a bot that just scores towers might be viable early season, but in the long run I don’t think it’ll be able to compare with tube lifts

Towers are only helpful if you have more of a certain color cube than your opponent. If you are focusing on towers, it’s hard to get more cubes, and your opponent can see the few cubes that you do have, and get the same color as you, making it useless to go for towers of that color. In the time you spent going for towers, your opponent has gotten more cubes, and more colors than you, so towers couldn’t help you.

I think we’ve established time and time again that towers are and will be useful. So that’s not the issue here. The issue is the viability of tower bots.

A common subconscious comparison to tower bots is cap bots from last year, but that’s just not the case. Capbots could score quite a few points, while towers alone score no points. So let’s avoid comparing the two here.

So, in my mind, a tower bot would have a 6 motor drive, 1 motor lift, and 1-2 motor active intake.

The tower bot would be useless until the end of the match, so it’d have to be able to play heavy defense. It could score some points by externally stacking in zones, but that would be slow.

It almost seems better just to build a low-capacity tube lift and primarily focus on towers, whilst still being able to score stacks of ~4 in the zones and then stack on top of them if need be.

So, my deliberation results in my bias against tower-only bots because it’s not that much harder to build a much better (scoring potential wise) robot that is more versatile.


@Anomalocaris But what team is going to have time, much less room, to stack all colors. I’d say you will only be seeing teams maybe stacking 2 colors…

The cubes start such that every color is near at least one cube of each of the other two colors. If you ignore that and only go for one or two colors, your opponent will out stack you (assuming all teams and robots are similar in skill level)

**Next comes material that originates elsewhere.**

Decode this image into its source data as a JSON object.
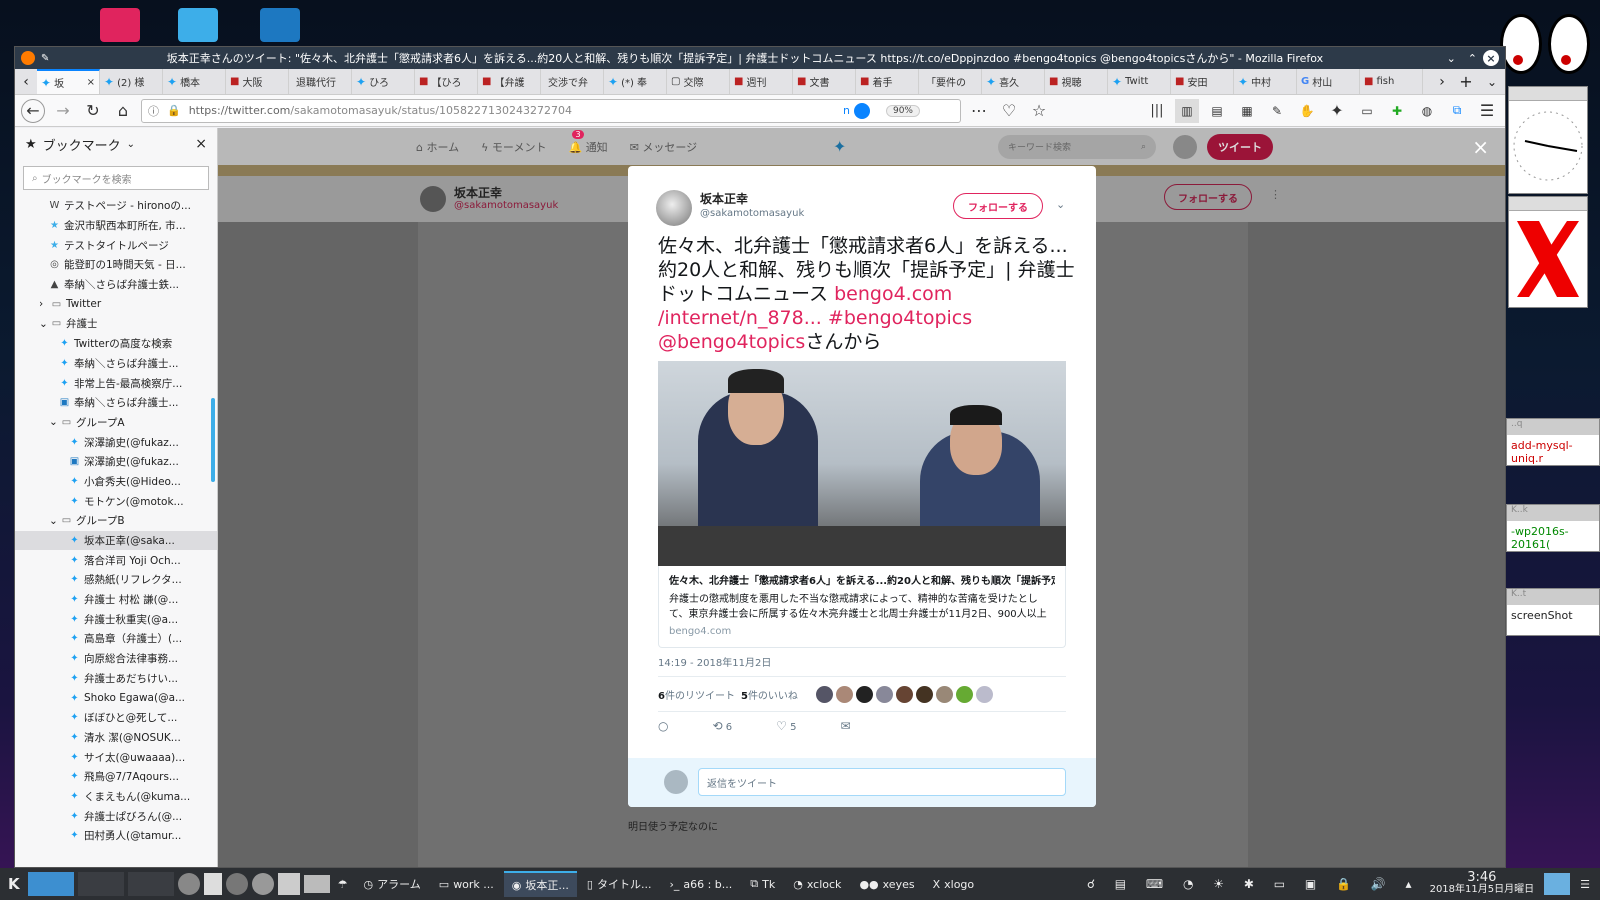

Ah yes, but remember the tower bot isn’t built for the purpose of stacking, so it would kinda be unfair to compare the two. Sort of like comparing a wallbot to a traybot.
Also the tower bot would carry additional features such as vision sensors or other attachments to help it with tower scoring.
I see the tower bot mainly being a support bot, and being used as such.

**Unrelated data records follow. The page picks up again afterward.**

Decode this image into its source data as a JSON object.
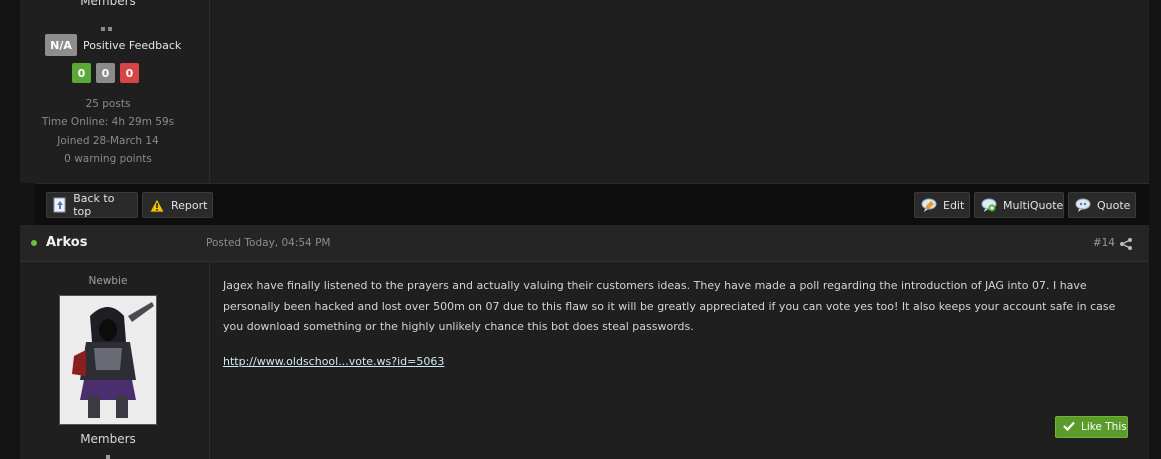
{
  "previous_post": {
    "group": "Members",
    "feedback_badge": "N/A",
    "feedback_label": "Positive Feedback",
    "feedback_counts": {
      "positive": "0",
      "neutral": "0",
      "negative": "0"
    },
    "stats": {
      "posts": "25 posts",
      "time_online": "Time Online: 4h 29m 59s",
      "joined": "Joined 28-March 14",
      "warning": "0 warning points"
    }
  },
  "action_bar": {
    "back_to_top": "Back to top",
    "report": "Report",
    "edit": "Edit",
    "multiquote": "MultiQuote",
    "quote": "Quote"
  },
  "post": {
    "author": "Arkos",
    "posted": "Posted Today, 04:54 PM",
    "number": "#14",
    "rank": "Newbie",
    "group": "Members",
    "content": "Jagex have finally listened to the prayers and actually valuing their customers ideas. They have made a poll regarding the introduction of JAG into 07. I have personally been hacked and lost over 500m on 07 due to this flaw so it will be greatly appreciated if you can vote yes too! It also keeps your account safe in case you download something or the highly unlikely chance this bot does steal passwords.",
    "link": "http://www.oldschool...vote.ws?id=5063",
    "like_label": "Like This"
  },
  "colors": {
    "online": "#6fbf3a",
    "positive": "#5aa937",
    "neutral": "#8b8b8b",
    "negative": "#d64545",
    "like": "#5a9b2a"
  }
}
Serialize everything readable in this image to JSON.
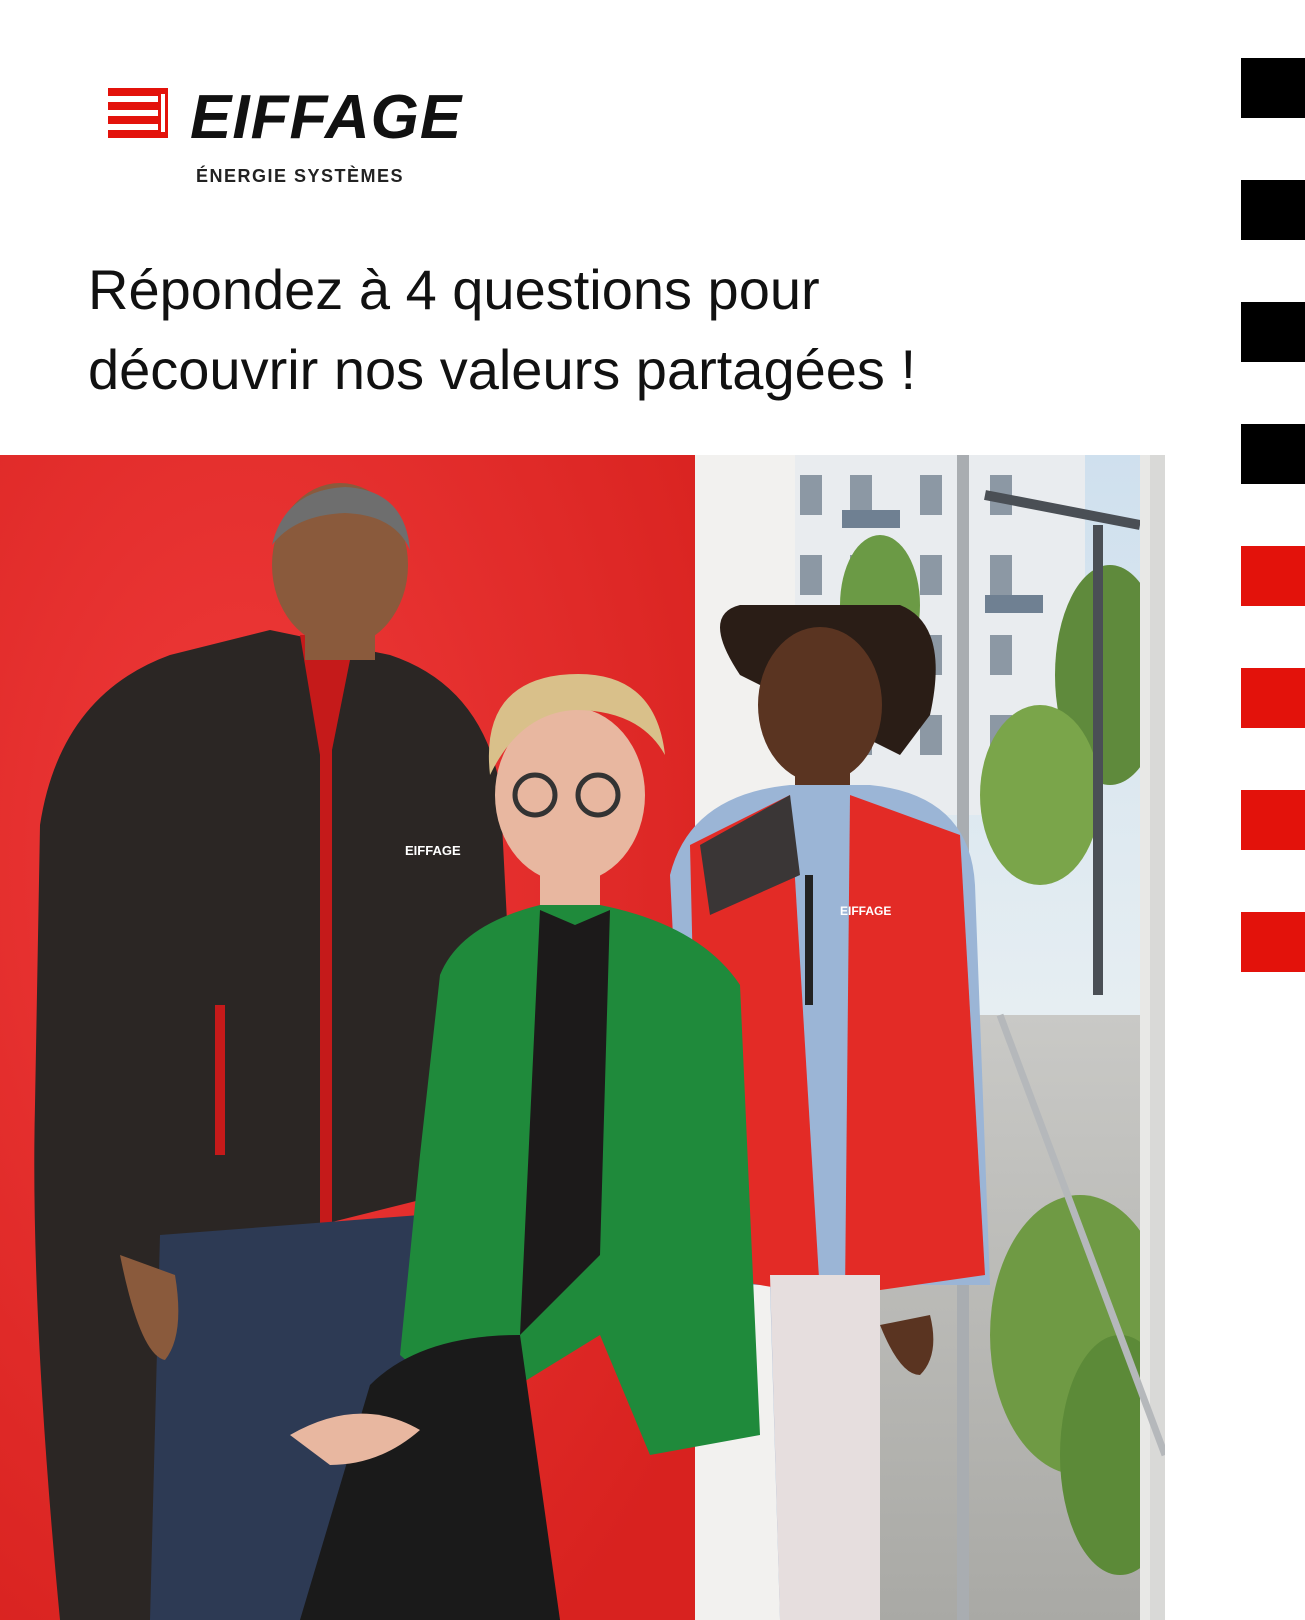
{
  "brand": {
    "name": "EIFFAGE",
    "subtitle": "ÉNERGIE SYSTÈMES",
    "logo_icon": "eiffage-logo-icon",
    "color_red": "#e3120b",
    "color_dark": "#111111"
  },
  "headline": {
    "line1": "Répondez à 4 questions pour",
    "line2": "découvrir nos valeurs partagées !"
  },
  "photo": {
    "jacket_logo_text": "EIFFAGE",
    "vest_logo_text": "EIFFAGE"
  },
  "progress": {
    "total": 8,
    "black_count": 4,
    "red_count": 4,
    "colors": [
      "#000000",
      "#000000",
      "#000000",
      "#000000",
      "#e3120b",
      "#e3120b",
      "#e3120b",
      "#e3120b"
    ]
  }
}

1 Like

Going, to be honest with you. Your idea can be competitive IF you have a GOOD teammate who can stack a lot of cubes and you do towers. You would nail that match. Then again, you won’t always have a good teammate. Image if you get a small robot who only stacks one cube at once very slow. And the other team has two super stackers with nine cubes a stack. What do you do? Try to stack cubes? You really can’t so you are out of luck and toast. So It could be competitive if you get the right teammate so I would say it is WAY too risky.

1 Like

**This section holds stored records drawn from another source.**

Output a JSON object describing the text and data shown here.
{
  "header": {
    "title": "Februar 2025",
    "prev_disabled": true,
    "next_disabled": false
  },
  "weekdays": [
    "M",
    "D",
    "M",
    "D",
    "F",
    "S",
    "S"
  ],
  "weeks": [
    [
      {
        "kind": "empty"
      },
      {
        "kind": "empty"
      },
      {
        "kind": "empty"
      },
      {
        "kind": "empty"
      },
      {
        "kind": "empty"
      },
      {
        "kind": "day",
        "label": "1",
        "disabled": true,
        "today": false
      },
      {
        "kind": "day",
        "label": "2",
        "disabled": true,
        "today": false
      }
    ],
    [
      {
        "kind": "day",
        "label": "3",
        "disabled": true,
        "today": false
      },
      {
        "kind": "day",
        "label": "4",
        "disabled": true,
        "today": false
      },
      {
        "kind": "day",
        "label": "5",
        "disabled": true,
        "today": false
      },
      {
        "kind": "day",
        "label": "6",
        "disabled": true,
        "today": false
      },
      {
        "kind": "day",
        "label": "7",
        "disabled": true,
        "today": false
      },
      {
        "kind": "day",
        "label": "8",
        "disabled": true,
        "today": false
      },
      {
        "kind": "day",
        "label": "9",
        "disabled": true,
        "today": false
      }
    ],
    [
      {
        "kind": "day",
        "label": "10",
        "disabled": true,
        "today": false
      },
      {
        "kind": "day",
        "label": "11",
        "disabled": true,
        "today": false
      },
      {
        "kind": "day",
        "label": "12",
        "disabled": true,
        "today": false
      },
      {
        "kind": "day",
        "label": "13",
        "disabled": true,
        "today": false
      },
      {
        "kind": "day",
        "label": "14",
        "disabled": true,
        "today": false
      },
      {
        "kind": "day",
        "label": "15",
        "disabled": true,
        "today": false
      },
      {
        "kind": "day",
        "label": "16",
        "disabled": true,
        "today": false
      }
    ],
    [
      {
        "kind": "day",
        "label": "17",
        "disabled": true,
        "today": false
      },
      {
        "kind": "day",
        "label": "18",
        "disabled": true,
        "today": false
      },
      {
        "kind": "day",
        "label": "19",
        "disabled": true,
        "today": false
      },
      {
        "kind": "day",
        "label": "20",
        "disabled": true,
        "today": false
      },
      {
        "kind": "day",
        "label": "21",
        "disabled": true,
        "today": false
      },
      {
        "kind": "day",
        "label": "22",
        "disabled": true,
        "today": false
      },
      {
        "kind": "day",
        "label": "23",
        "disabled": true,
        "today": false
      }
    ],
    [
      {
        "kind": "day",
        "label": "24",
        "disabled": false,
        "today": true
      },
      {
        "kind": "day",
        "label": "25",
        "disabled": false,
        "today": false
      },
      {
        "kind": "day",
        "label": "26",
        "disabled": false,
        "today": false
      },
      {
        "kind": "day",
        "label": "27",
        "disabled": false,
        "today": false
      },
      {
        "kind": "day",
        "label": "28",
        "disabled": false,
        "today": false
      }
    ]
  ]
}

Yeah that’s what I thought too. Maybe if you did decently enough you could get a good partner for elims

If it’s unfair to compare the two, why did you ask if it could beat a dr4b?

Oooooooh. I misunderstood you, I thought you were talking about a traybot which is almost.purely designed to stack.
Sorry about that

I would argue that dr4bs are also only designed to stack but that might just be how my team is gonna play.

1 Like

Yeah that’s probably only your team, I honestly wouldn’t use s dr4b on an all stacking bot but maybe that’s just me


I see dr4bs as a compromise between towers and stacking. They dont stack as well as a tray but they play the towers better.
A dr4b is undoubtedly better than a tower bot at stacking. The question is, does the stacking capabilities of a dr4b outweigh it’s less effective tower play? (Compared to a dedicated tower bot)

Ok what advantage in towers does this tower bot even have over a dr4b?

We chose a dr4b specifically so we could stack high. We figured that if it holds 12 cubes at once it can compete with tray bots

It would be faster at doing towers and have extra functions such as a passive aligned or vision sensor to help it. Most likely would have a 6 motor drivebase for better defense.
But whether or not these advantages are worth giving up stacking will be a mystery until placed in a real match